[EXERCISE]:
Every line of the following records that includes "name" should be copied.

[Opening RECORDS TO PROCESS section]

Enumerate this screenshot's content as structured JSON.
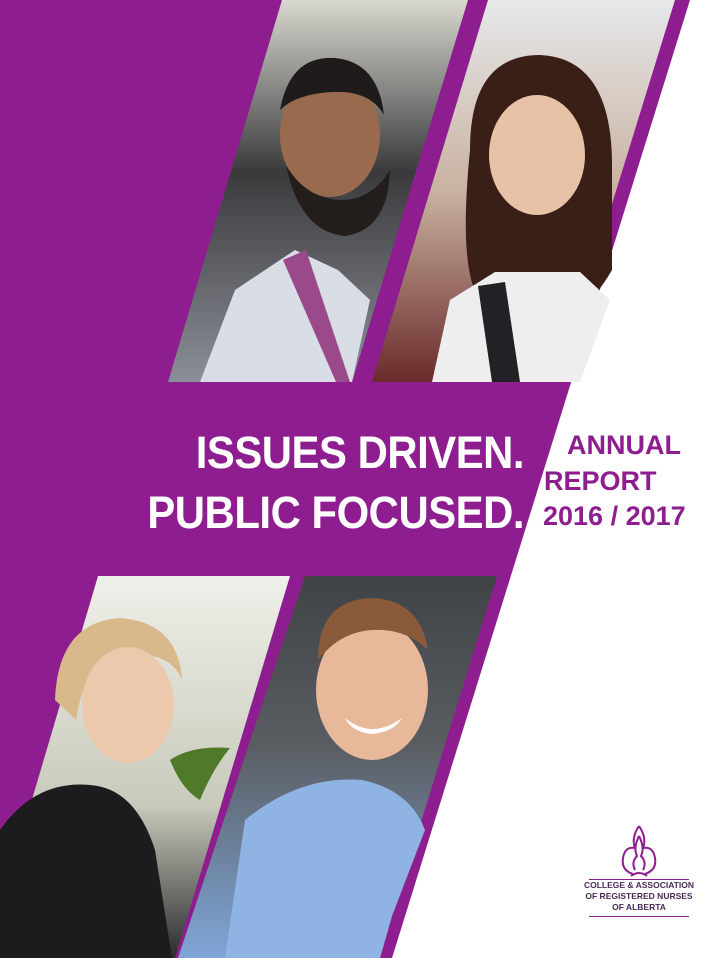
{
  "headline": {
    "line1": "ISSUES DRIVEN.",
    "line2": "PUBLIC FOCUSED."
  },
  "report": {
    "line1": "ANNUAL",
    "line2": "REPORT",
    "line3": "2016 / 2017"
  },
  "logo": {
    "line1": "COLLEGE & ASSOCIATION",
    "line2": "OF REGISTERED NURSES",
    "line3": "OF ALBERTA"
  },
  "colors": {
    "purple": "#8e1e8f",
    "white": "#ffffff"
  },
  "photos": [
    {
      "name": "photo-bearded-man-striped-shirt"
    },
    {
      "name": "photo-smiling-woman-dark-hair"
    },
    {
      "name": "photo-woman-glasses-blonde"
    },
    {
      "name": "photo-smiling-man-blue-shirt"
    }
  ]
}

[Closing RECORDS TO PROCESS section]

[SOLUTION TO THIS PROBLEM]:
      "name": "photo-bearded-man-striped-shirt"
      "name": "photo-smiling-woman-dark-hair"
      "name": "photo-woman-glasses-blonde"
      "name": "photo-smiling-man-blue-shirt"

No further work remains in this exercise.